Losing weight is hard. But keeping it off seems to be even more difficult. When I started my weight loss journey, I was resolved to not become one of the statistics of folks who would regain their lost weight back. I had decided that I couldn’t afford to regain my lost weight. It was going to stick. That doesn’t mean that the road to my success was linear. I certainly had set backs, I did a lot of stupid things (and learned from them – you can read ALLLL about them here In the 7 Mistakes I made during my weight loss journey & the fixes to prevent you from doing the same). I emptied my wallet to buy supplements; I scoured every magazine to find my magic bullet (there isn’t any). I was tenacious. And for about 10 years, it was what I was singularly focused on – my weight. It really Read More . . .
We all have exercises that we like, and therefore do a lot; and there are exercises that we dislike, and don’t do, unless we’re forced. I have them too. We tend to gravitate towards those bodyparts that we enjoy training, and steer clear from those that we don’t. The problem with doing the same exercises over and over again (and not doing others ever) is that you risk injury. When one group of muscles is significantly stronger than another group, you will move differently than if your muscles are balanced in strength. Strong muscles pull on other muscles in the body, and weaker muscles stretch out. An example of that might be if you have weak lower back, the stronger muscles in the glutes and hamstrings will pull on your lower back muscles. That could pull your pelvis out of alignment, and cause pain not only in your lower back, but also Read More . . .

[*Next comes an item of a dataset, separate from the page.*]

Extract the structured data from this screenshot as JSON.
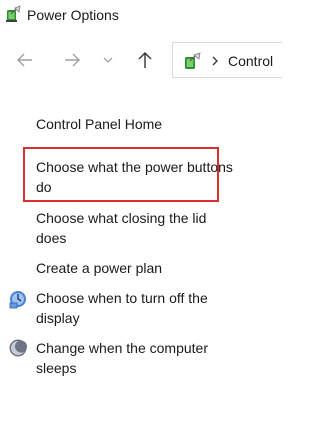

So, here’s the scene: It’s after dinner, and you want something. A banana. But you don’t eat it. Because you heard that it’s got a lot of starch in it. And sugar. And they can also have a lot of calories! And all of that is bad to have before you go to bed. So you eat a handful of almonds. Because even though they can be higher in calories, at least they don’t have any starch or sugar. And that’s good because you’ve heard that at least it won’t raise your blood sugar before bed. But the almonds don’t really hit the spot. So you find some fat free Greek yogurt. And you put a touch of honey in it to sweeten it a little. But that’s okay because you read that you should always eat carbohydrates with protein – because protein slows down the spike in blood sugar. And Read More . . .
There are hundreds upon hundreds of personal trainers in your city – let alone the US or the world. Have you ever had one? How did you pick him/her? What do you look for when you hire a personal trainer? Certification? Years of experience? Did you stalk her, watch her train other clients to see how she interacted with them? Or did you select her because of her body? Choosing a trainer based on looks is a bad idea. Deciding on a trainer based solely on appearance is as bad of an idea as picking a life partner out of a magazine. I don’t need to explain that. Do I? Most people have a disconnect about what a trainer can do for them. They hire a trainer with the idea that they’re going to lose weight and look toned, and so they hire a trainer who has the body style that they, themselves, desire. There Read More . . .